**TRY IT**
Please return all lines of the data below containing the string "https".

**PROVIDED INFORMATION**
◇ ◇ ◇
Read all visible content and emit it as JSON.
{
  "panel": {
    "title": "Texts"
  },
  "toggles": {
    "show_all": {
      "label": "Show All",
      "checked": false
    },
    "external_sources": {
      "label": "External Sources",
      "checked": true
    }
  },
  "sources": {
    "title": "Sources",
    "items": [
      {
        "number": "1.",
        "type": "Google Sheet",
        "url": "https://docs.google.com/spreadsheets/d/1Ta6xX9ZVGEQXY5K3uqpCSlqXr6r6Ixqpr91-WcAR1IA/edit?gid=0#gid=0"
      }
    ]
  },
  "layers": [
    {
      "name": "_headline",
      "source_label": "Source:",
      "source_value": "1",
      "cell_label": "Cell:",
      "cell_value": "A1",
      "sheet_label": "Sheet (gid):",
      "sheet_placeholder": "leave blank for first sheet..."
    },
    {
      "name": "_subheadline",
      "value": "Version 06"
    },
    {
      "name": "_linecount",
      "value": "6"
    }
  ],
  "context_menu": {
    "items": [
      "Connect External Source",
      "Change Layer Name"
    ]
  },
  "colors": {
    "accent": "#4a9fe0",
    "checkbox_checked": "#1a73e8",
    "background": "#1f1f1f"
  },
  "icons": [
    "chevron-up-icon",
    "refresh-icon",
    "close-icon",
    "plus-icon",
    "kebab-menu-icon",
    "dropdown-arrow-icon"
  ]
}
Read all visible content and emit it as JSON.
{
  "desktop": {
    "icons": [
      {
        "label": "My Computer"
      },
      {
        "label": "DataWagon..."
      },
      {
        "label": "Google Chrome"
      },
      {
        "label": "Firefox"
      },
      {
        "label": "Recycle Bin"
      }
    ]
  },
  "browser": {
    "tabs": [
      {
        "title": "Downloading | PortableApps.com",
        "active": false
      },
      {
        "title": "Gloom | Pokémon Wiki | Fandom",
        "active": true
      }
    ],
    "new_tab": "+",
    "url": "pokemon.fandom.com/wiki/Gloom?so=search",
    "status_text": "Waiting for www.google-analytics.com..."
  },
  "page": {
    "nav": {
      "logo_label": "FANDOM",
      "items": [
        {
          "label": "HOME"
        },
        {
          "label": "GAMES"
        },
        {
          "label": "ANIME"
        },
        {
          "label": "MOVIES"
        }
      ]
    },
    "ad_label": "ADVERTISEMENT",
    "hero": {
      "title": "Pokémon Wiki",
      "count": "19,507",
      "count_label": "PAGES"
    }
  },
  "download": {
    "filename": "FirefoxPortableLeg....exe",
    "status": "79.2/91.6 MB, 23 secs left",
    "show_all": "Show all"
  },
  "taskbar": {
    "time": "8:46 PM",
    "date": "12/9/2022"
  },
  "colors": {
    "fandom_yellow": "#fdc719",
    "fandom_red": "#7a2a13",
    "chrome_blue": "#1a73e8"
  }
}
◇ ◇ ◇
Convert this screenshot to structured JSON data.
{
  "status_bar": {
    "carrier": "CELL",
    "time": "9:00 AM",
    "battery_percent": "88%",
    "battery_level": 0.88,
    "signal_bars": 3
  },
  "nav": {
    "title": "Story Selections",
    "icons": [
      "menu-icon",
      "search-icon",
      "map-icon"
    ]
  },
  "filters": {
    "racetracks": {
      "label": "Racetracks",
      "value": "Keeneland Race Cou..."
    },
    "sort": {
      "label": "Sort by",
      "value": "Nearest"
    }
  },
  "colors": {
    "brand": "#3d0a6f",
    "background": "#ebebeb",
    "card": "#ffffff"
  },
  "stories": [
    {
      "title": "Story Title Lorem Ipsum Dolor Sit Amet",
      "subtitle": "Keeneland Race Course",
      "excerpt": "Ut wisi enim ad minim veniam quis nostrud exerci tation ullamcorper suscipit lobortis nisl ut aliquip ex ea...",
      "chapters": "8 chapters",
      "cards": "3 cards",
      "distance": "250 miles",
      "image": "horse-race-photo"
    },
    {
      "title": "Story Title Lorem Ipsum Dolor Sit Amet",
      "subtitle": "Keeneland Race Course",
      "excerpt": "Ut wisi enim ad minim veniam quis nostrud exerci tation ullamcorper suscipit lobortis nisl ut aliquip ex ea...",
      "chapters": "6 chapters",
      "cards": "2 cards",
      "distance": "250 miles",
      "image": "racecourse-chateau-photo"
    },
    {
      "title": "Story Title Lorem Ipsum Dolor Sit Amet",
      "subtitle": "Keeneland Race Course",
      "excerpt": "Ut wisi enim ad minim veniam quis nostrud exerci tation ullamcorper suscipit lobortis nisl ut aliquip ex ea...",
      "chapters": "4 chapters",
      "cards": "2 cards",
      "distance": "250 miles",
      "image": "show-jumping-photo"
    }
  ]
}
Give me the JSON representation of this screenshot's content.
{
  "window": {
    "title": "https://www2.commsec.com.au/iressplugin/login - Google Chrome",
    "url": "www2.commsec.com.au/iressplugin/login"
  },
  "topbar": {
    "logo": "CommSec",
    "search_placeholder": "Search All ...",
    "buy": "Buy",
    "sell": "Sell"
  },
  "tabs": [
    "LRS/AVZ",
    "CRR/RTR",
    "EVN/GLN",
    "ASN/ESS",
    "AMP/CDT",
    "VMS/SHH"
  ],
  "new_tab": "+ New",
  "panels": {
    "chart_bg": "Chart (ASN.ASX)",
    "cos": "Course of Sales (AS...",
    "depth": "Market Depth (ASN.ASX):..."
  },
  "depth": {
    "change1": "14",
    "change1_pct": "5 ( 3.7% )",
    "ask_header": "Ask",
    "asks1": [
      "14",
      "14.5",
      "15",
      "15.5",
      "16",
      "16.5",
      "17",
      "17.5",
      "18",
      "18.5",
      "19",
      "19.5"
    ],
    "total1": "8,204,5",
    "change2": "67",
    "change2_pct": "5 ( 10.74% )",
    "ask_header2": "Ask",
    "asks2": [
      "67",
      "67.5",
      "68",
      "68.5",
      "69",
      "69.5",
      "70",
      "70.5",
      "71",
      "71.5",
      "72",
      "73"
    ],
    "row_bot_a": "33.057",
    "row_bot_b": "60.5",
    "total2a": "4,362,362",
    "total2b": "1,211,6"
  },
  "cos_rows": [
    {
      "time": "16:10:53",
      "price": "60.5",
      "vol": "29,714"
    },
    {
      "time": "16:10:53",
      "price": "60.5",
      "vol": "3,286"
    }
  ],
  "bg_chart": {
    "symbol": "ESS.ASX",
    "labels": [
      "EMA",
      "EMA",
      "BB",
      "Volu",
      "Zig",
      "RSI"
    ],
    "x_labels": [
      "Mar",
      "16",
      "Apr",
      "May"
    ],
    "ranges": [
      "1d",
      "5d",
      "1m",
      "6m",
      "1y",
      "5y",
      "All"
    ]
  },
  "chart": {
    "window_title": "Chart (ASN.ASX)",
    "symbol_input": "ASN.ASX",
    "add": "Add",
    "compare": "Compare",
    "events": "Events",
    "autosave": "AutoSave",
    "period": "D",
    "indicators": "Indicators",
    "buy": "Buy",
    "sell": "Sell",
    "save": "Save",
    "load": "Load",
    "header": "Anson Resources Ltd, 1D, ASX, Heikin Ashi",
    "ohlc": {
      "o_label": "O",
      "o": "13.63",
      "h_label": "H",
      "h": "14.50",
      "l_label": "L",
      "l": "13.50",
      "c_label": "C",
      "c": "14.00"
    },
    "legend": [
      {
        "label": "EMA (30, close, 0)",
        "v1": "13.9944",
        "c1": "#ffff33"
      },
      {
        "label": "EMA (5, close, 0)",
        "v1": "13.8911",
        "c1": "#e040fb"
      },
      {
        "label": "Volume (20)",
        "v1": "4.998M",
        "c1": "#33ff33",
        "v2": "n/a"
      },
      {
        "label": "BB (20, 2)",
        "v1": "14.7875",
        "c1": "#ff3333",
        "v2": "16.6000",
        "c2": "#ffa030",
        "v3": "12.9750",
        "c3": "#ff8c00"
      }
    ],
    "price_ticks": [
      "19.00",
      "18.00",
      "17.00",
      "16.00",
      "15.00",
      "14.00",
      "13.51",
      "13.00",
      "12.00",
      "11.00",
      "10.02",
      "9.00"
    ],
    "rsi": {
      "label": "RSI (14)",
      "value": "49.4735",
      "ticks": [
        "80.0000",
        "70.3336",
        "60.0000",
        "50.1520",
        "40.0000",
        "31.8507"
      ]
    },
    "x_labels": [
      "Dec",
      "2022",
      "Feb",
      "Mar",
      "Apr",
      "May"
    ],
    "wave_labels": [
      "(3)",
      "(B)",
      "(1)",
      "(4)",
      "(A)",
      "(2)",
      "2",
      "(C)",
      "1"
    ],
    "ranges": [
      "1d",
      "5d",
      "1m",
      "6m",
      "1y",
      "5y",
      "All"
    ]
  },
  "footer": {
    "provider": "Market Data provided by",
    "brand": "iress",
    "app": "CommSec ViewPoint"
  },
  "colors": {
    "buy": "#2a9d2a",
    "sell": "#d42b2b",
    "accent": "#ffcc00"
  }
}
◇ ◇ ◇
**ANSWER SPACE**
        "url": "https://docs.google.com/spreadsheets/d/1Ta6xX9ZVGEQXY5K3uqpCSlqXr6r6Ixqpr91-WcAR1IA/edit?gid=0#gid=0"
    "title": "https://www2.commsec.com.au/iressplugin/login - Google Chrome",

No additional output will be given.